- Download EIDL identity theft letter for a guide on reporting the fraudulent activity to the SBA.
- Email a copy of the report you filed with the FTC, a photocopy of a valid ID, and a copy of the declaration of Identity theft to [email protected]
- You will receive written notification once the SBA completes its review and a final determination letter, which outlines its findings.
- You may still receive monthly invoices for the fraudulent SBA EIDL loan. Keep the invoices while the SBA continues to process your identity theft report.
PPP Loan Fraud
- Contact your lender that issued the loan if it involves PPP loan fraud.
- Report the identity theft to FTC's identity theft website.
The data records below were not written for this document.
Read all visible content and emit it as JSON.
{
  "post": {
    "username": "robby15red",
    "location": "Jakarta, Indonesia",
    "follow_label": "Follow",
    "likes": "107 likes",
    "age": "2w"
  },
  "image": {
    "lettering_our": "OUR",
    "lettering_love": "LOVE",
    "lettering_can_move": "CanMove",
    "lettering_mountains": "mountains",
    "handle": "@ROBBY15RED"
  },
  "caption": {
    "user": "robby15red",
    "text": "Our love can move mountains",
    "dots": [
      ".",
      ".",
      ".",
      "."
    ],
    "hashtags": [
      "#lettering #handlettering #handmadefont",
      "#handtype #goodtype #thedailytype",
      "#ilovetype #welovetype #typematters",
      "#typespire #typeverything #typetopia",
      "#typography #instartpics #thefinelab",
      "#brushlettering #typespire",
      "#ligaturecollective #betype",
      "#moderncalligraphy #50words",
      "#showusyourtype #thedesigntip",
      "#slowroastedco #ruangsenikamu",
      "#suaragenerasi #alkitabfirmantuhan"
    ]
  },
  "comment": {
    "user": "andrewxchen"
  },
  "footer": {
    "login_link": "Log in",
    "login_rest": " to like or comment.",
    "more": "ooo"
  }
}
- Lenders that issue PPP loans are responsible for mitigating fraud and abuse involving the SBA program.
- Lenders must report the illegal activity to the SBA’s Office of Inspector General.
- Lenders need to send an email to [email protected] to report potential fraud to SBA’s Office of Credit Risk Management.
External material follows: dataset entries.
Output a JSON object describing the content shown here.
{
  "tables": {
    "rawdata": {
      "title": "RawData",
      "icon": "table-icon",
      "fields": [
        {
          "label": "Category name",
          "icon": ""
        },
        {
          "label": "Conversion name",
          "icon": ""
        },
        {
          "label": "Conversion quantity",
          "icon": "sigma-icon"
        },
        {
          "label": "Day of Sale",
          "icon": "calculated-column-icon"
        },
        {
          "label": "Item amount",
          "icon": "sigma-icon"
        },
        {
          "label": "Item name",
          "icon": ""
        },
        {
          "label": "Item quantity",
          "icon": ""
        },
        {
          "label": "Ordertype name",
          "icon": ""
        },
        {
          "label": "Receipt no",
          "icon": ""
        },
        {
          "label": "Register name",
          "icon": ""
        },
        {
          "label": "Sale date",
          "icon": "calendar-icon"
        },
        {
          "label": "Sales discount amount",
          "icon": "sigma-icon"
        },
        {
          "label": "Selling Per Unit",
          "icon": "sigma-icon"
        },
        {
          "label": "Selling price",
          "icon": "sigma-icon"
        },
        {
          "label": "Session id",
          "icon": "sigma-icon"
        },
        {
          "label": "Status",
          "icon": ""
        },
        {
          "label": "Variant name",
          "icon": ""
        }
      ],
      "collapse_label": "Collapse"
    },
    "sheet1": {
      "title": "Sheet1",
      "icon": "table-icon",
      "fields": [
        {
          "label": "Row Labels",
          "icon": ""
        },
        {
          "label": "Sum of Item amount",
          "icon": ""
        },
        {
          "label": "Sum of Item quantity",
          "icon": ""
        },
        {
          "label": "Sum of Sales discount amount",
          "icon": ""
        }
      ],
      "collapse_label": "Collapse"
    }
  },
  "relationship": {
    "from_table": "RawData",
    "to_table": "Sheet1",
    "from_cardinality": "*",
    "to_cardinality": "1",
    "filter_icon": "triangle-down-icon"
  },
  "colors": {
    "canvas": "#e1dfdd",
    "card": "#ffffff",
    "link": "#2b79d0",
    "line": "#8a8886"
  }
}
- Lenders must fill out and submit the SBA Declaration of Identity Theft form.
Other steps you can take
- File an Identity Theft report with the Federal Trade Commission (FTC) at IdentityTheft.gov.
- You can also call the Identity Theft Resource Center’s (ITRC) toll-free number 888-400-5530 or live chat with an expert advisor regarding the incident.
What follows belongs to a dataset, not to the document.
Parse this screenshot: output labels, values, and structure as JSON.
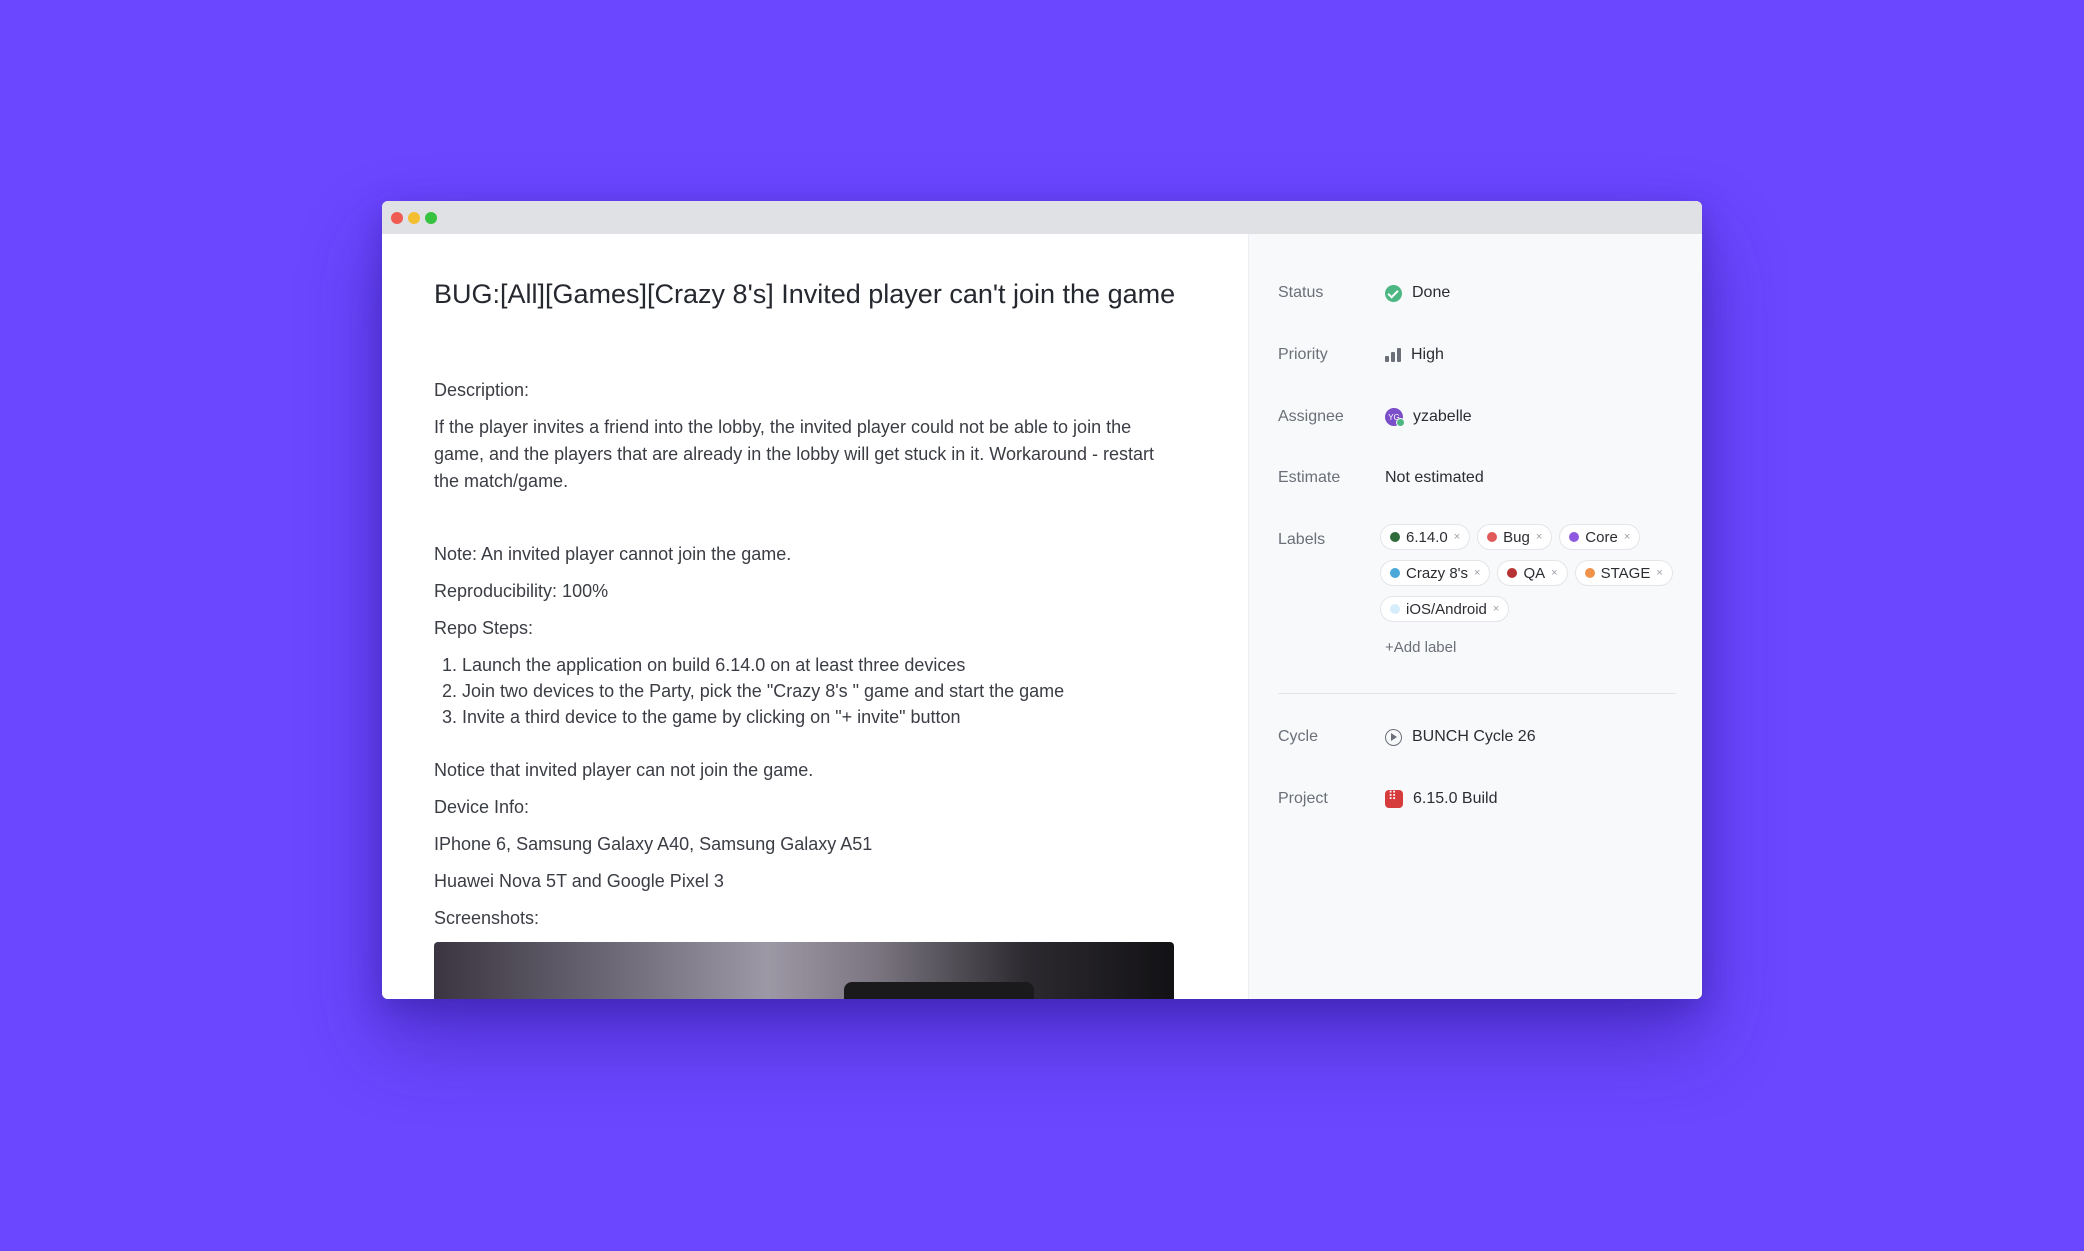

- Contact the organization or institution involved and ask to close new accounts that were opened under your name without your permission.
- Dispute the unauthorized loan with the credit reporting bureaus and request that the hard inquiry from your credit report.
- Freeze your credit if you have no plans of taking out a loan anytime soon.
- Place a fraud alert on your credit.
- Check with the government agency where your business is registered and verify that your company’s registration status and ownership haven’t been changed.
- Report to the Social Security Administration if your SSN was stolen and apply for a replacement.
What can you do to protect yourself from identity theft?
You must be careful and stay vigilant when it comes to protecting your personal and business information. Here are some security measures you can take:
- The best way to protect yourself from identity theft is to never give out your personal information through phone, email, postal mail, or text. If you need to provide it, make sure you go directly to the office of the organization or financial institution.
- You must also monitor your personal and business credit regularly from credit reporting agencies, such as Experian and Equifax.
- Review your credit card and bank statements regularly.
- Use unique and strong passwords for your account.
- Shred all documents with personal information before throwing it away.
- The SBA doesn’t initiate contact about any grants or loans. If you receive an unexpected call from someone who claims to be an SBA employee, suspect fraud right away.
- Beware of communication from someone claiming to approve your SBA loan if you give an upfront payment.
- Don’t respond to an email, text, call, or mail about a loan from the SBA. Get in touch with the office directly and verify.
Small business owners like you continue to struggle in dealing with the effects of the pandemic on their businesses. As you try to keep your business afloat, you may easily fall prey to scammers.
You must remain vigilant and continue to watch out for possible fraudulent activities. Protect your personal and business information and be particularly discerning of any form of communication about loans.
Report any suspected scams or fraudulent activities on your account to respective authorities.